And here’s the pitch – the final two grafs:
“That’s why we’ve also set up an advisory council of experts, the final membership of which we’re announcing today. These external experts from the worlds of academia, the media, data protection, civil society and the tech sector are serving as independent advisors to Google. The council will be asking for evidence and recommendations from different groups, and will hold public meetings this autumn across Europe to examine these issues more deeply. Its public report will include recommendations for particularly difficult removal requests (like criminal convictions); thoughts on the implications of the court’s decision for European Internet users, news publishers, search engines and others; and procedural steps that could improve accountability and transparency for websites and citizens.”
“The issues here at stake are important and difficult, but we’re committed to complying with the court’s decision. Indeed it’s hard not to empathize with some of the requests we’ve seen—from the man who asked that we not show a news article saying he had been questioned in connection with a crime (he’s able to demonstrate that he was never charged) to the mother who requested that we remove news articles for her daughter’s name as she had been the victim of abuse.

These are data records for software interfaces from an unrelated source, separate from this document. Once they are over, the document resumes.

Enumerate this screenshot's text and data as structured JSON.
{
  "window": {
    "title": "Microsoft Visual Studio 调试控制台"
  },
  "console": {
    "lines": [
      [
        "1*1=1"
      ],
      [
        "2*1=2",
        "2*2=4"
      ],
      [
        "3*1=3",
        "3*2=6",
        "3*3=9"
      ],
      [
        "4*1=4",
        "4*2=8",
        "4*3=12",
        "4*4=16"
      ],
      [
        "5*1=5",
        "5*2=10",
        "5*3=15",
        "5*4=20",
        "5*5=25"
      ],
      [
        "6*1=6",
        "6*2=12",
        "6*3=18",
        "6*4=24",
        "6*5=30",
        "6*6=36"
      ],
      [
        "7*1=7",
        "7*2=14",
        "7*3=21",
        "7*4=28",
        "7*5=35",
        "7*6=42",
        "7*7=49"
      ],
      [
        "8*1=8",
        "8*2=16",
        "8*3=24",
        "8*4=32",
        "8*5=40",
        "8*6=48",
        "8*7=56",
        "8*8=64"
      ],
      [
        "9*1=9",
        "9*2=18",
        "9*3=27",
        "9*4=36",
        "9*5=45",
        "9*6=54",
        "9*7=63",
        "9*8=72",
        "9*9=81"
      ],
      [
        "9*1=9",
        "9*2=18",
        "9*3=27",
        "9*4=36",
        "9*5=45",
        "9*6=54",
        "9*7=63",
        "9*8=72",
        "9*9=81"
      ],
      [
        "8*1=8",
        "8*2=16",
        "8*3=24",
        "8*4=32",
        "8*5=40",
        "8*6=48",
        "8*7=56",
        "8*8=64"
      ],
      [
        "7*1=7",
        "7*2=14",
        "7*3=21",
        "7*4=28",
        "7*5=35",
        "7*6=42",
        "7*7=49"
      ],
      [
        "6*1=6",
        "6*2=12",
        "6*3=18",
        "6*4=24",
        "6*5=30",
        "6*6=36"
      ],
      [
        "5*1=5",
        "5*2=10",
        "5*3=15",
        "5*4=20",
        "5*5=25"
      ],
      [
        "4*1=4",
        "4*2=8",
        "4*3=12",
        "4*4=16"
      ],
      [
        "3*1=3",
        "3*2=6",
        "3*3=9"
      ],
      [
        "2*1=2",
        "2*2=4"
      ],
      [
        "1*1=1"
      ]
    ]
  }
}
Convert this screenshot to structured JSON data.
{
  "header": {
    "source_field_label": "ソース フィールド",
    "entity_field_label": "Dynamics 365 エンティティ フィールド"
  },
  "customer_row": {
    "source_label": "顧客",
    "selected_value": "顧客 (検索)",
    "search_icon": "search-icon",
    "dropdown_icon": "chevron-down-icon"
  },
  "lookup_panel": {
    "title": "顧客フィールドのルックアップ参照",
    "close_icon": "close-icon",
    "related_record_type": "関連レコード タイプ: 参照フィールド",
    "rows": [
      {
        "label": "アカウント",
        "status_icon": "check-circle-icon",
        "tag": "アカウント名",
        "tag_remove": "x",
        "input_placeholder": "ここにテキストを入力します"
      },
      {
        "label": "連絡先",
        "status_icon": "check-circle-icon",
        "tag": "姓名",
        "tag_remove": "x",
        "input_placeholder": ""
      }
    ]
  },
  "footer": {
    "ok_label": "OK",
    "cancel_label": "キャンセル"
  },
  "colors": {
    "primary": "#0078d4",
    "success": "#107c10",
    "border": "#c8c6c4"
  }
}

It’s a complex issue, with no easy answers. So a robust debate is both welcome and necessary, as, on this issue at least, no search engine has an instant or perfect answer.”
“Posted by David Drummond, Senior Vice President, Corporate Development and Chief Legal Officer“
Well played, G!